18 January 2023
Flavian efforts to rebuild Rome are a major subject of the era’s imperial panegyric, particularly under Domitian. A number of Martial’s epigrams contrast the present state of the city with its recent past in order to praise the current leader (and, implicitly or explicitly, to criticize a past one). As this poetic strategy develops over some two decades, it offers “snapshots” a succession of emperors as well as of the urban collapses and renewals over which they presided. Although each of these texts individually paints a picture of restoration and progress, taken together they suggest that this vision is erased as quickly as it appears. Ultimately, after Domitian’s death Martial employs this format to offer a pointed commentary on his own poetic record.

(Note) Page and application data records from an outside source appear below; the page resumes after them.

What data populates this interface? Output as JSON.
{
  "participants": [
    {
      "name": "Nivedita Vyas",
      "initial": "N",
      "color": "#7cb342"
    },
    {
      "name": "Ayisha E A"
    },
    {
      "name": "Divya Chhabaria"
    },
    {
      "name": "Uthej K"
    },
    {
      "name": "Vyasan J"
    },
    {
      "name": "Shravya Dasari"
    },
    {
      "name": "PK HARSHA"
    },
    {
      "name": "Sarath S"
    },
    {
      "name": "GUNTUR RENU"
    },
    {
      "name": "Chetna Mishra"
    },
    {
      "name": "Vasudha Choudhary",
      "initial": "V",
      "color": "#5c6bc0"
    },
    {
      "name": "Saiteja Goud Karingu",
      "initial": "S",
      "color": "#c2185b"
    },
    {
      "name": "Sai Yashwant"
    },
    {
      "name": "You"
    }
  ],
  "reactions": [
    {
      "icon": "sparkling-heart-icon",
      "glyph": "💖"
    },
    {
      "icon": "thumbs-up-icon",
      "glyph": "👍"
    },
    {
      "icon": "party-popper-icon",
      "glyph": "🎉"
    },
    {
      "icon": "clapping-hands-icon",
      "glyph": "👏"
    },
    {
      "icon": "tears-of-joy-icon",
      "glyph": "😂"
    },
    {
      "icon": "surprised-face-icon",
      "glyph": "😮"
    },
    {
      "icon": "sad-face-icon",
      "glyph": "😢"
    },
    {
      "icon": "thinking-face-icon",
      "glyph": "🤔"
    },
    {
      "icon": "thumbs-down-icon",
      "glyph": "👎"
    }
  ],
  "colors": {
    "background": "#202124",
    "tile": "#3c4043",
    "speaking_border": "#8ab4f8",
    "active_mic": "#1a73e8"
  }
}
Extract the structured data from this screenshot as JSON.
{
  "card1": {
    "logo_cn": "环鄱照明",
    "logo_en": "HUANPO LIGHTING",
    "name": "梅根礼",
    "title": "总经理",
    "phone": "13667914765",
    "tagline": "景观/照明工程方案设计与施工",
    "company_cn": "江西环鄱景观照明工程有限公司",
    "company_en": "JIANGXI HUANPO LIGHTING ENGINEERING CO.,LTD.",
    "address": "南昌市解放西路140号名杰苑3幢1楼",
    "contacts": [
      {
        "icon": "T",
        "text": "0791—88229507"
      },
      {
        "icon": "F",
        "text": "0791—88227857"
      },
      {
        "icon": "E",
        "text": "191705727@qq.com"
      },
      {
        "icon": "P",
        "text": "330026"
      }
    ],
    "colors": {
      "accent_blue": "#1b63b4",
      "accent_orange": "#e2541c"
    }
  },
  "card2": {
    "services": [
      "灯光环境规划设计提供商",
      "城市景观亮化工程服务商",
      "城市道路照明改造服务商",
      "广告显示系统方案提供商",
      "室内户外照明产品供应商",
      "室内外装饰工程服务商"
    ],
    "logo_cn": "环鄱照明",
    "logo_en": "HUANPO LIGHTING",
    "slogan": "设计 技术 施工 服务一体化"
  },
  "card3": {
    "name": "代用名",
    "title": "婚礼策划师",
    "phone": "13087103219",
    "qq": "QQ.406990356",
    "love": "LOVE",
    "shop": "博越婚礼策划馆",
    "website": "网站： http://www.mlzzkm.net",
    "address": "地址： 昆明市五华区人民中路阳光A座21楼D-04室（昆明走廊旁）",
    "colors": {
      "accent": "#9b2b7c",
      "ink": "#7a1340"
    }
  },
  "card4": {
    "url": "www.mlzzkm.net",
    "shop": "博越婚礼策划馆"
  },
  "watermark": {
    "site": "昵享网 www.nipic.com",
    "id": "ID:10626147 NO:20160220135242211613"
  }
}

Taken together, this sequence of poems traces the constant tension between the author’s literary “stamp” on the city and the monumental legacy of the Flavians; at a metapoetic level, this discourse informs the interplay between ephemerality and permanence that underpins the poetic project of the Epigrams writ large.
Virginia Closs (Massachusetts Amherst)